→ Exercise description:
Copy each line below as written, but skip the pictures.

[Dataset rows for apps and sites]
--
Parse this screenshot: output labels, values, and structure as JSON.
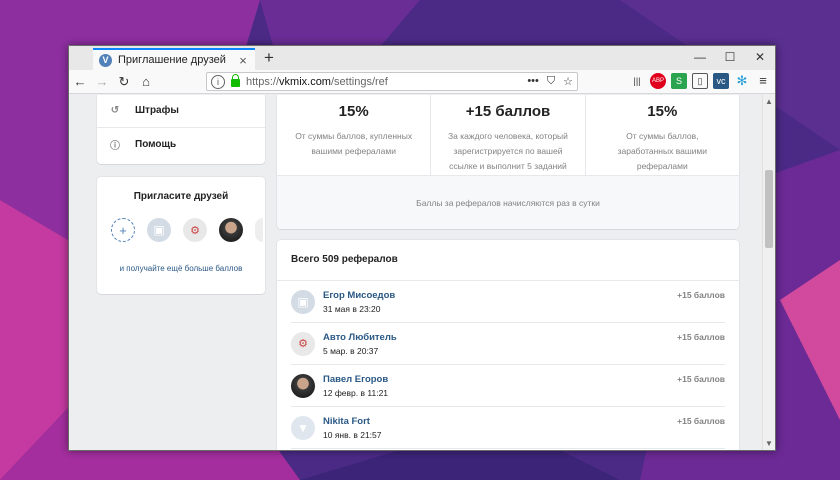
{
  "browser": {
    "tab_title": "Приглашение друзей",
    "tab_favicon_letter": "V",
    "new_tab": "+",
    "url_prefix": "https://",
    "url_domain": "vkmix.com",
    "url_path": "/settings/ref",
    "icons": [
      "back-icon",
      "forward-icon",
      "reload-icon",
      "home-icon",
      "info-icon",
      "lock-icon",
      "more-icon",
      "pocket-icon",
      "star-icon",
      "library-icon",
      "adblock-icon",
      "extension-icon",
      "sidebar-icon",
      "vk-icon",
      "settings-icon",
      "menu-icon"
    ]
  },
  "sidebar": {
    "menu": [
      {
        "label": "Штрафы",
        "icon": "penalty-icon"
      },
      {
        "label": "Помощь",
        "icon": "help-icon"
      }
    ],
    "invite": {
      "title": "Пригласите друзей",
      "link": "и получайте ещё больше баллов"
    }
  },
  "stats": [
    {
      "value": "15%",
      "desc": "От суммы баллов, купленных вашими рефералами"
    },
    {
      "value": "+15 баллов",
      "desc": "За каждого человека, который зарегистрируется по вашей ссылке и выполнит 5 заданий"
    },
    {
      "value": "15%",
      "desc": "От суммы баллов, заработанных вашими рефералами"
    }
  ],
  "stats_footer": "Баллы за рефералов начисляются раз в сутки",
  "referrals": {
    "title": "Всего 509 рефералов",
    "items": [
      {
        "name": "Егор Мисоедов",
        "date": "31 мая в 23:20",
        "points": "+15 баллов",
        "avatar": "camera-icon"
      },
      {
        "name": "Авто Любитель",
        "date": "5 мар. в 20:37",
        "points": "+15 баллов",
        "avatar": "robot-icon"
      },
      {
        "name": "Павел Егоров",
        "date": "12 февр. в 11:21",
        "points": "+15 баллов",
        "avatar": "photo"
      },
      {
        "name": "Nikita Fort",
        "date": "10 янв. в 21:57",
        "points": "+15 баллов",
        "avatar": "dog-icon"
      }
    ]
  }
}
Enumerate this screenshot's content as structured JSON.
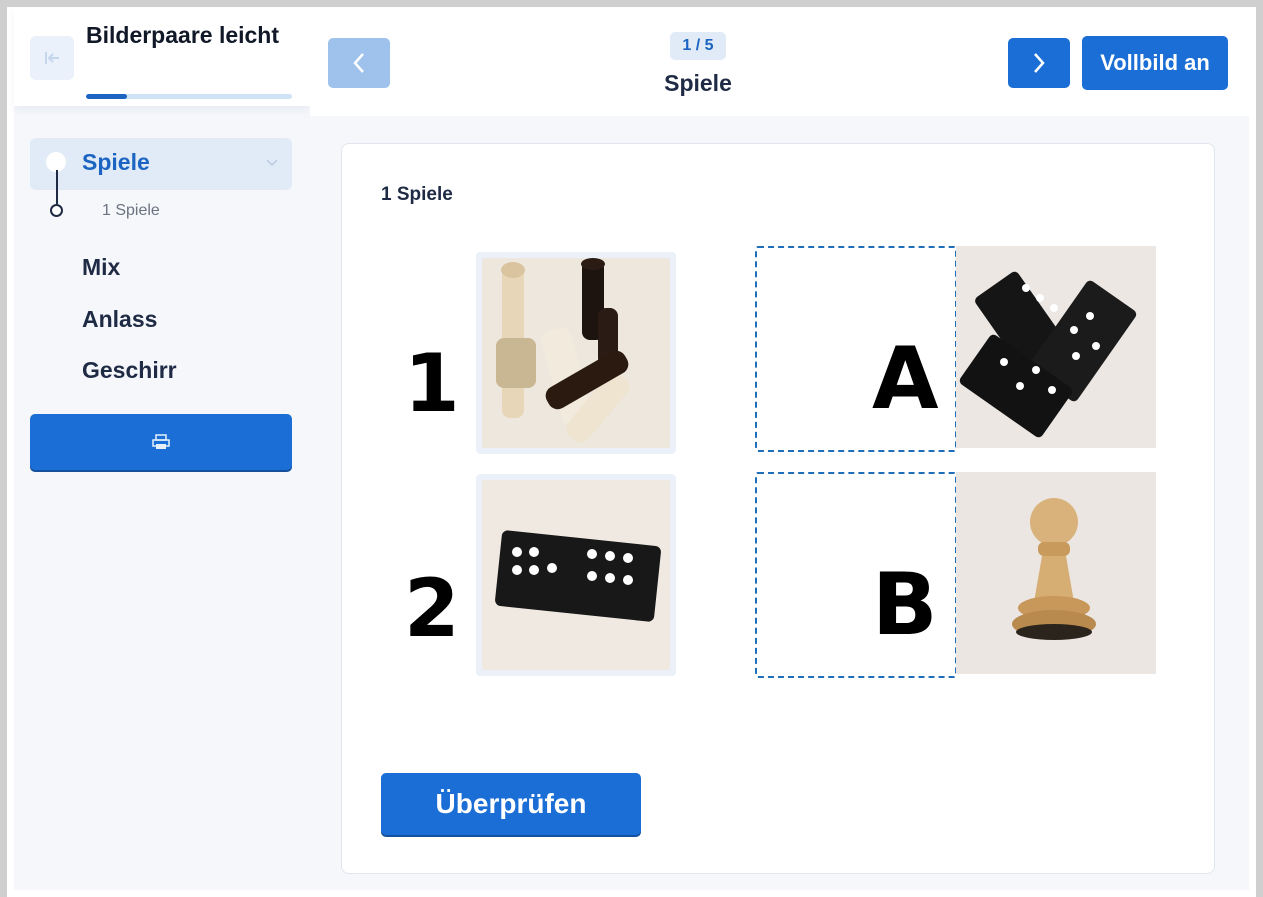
{
  "sidebar": {
    "title": "Bilderpaare leicht",
    "progress": 0.2,
    "active_item": {
      "label": "Spiele",
      "sub_item": "1 Spiele"
    },
    "items": [
      {
        "label": "Mix"
      },
      {
        "label": "Anlass"
      },
      {
        "label": "Geschirr"
      }
    ],
    "print_icon": "print-icon",
    "collapse_icon": "collapse-left-icon"
  },
  "topbar": {
    "counter": "1 / 5",
    "title": "Spiele",
    "fullscreen_label": "Vollbild an",
    "prev_icon": "chevron-left-icon",
    "next_icon": "chevron-right-icon"
  },
  "exercise": {
    "title": "1 Spiele",
    "left_items": [
      {
        "number": "1",
        "image": "chess-pieces-photo"
      },
      {
        "number": "2",
        "image": "domino-tile-photo"
      }
    ],
    "right_items": [
      {
        "letter": "A",
        "image": "domino-pile-photo"
      },
      {
        "letter": "B",
        "image": "wooden-pawn-photo"
      }
    ],
    "check_label": "Überprüfen"
  },
  "colors": {
    "accent": "#1b6ed6",
    "accent_light": "#9fc2ec",
    "active_bg": "#e0ebf7",
    "dropzone_border": "#1f6fb8"
  }
}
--
→ Answer for this exercise:
Parse this screenshot: output labels, values, and structure as JSON.
{
  "browser": {
    "tab_title": "Приглашение друзей",
    "tab_favicon_letter": "V",
    "new_tab": "+",
    "url_prefix": "https://",
    "url_domain": "vkmix.com",
    "url_path": "/settings/ref",
    "icons": [
      "back-icon",
      "forward-icon",
      "reload-icon",
      "home-icon",
      "info-icon",
      "lock-icon",
      "more-icon",
      "pocket-icon",
      "star-icon",
      "library-icon",
      "adblock-icon",
      "extension-icon",
      "sidebar-icon",
      "vk-icon",
      "settings-icon",
      "menu-icon"
    ]
  },
  "sidebar": {
    "menu": [
      {
        "label": "Штрафы",
        "icon": "penalty-icon"
      },
      {
        "label": "Помощь",
        "icon": "help-icon"
      }
    ],
    "invite": {
      "title": "Пригласите друзей",
      "link": "и получайте ещё больше баллов"
    }
  },
  "stats": [
    {
      "value": "15%",
      "desc": "От суммы баллов, купленных вашими рефералами"
    },
    {
      "value": "+15 баллов",
      "desc": "За каждого человека, который зарегистрируется по вашей ссылке и выполнит 5 заданий"
    },
    {
      "value": "15%",
      "desc": "От суммы баллов, заработанных вашими рефералами"
    }
  ],
  "stats_footer": "Баллы за рефералов начисляются раз в сутки",
  "referrals": {
    "title": "Всего 509 рефералов",
    "items": [
      {
        "name": "Егор Мисоедов",
        "date": "31 мая в 23:20",
        "points": "+15 баллов",
        "avatar": "camera-icon"
      },
      {
        "name": "Авто Любитель",
        "date": "5 мар. в 20:37",
        "points": "+15 баллов",
        "avatar": "robot-icon"
      },
      {
        "name": "Павел Егоров",
        "date": "12 февр. в 11:21",
        "points": "+15 баллов",
        "avatar": "photo"
      },
      {
        "name": "Nikita Fort",
        "date": "10 янв. в 21:57",
        "points": "+15 баллов",
        "avatar": "dog-icon"
      }
    ]
  }
}
Enumerate this screenshot's content as structured JSON.
{
  "sidebar": {
    "title": "Bilderpaare leicht",
    "progress": 0.2,
    "active_item": {
      "label": "Spiele",
      "sub_item": "1 Spiele"
    },
    "items": [
      {
        "label": "Mix"
      },
      {
        "label": "Anlass"
      },
      {
        "label": "Geschirr"
      }
    ],
    "print_icon": "print-icon",
    "collapse_icon": "collapse-left-icon"
  },
  "topbar": {
    "counter": "1 / 5",
    "title": "Spiele",
    "fullscreen_label": "Vollbild an",
    "prev_icon": "chevron-left-icon",
    "next_icon": "chevron-right-icon"
  },
  "exercise": {
    "title": "1 Spiele",
    "left_items": [
      {
        "number": "1",
        "image": "chess-pieces-photo"
      },
      {
        "number": "2",
        "image": "domino-tile-photo"
      }
    ],
    "right_items": [
      {
        "letter": "A",
        "image": "domino-pile-photo"
      },
      {
        "letter": "B",
        "image": "wooden-pawn-photo"
      }
    ],
    "check_label": "Überprüfen"
  },
  "colors": {
    "accent": "#1b6ed6",
    "accent_light": "#9fc2ec",
    "active_bg": "#e0ebf7",
    "dropzone_border": "#1f6fb8"
  }
}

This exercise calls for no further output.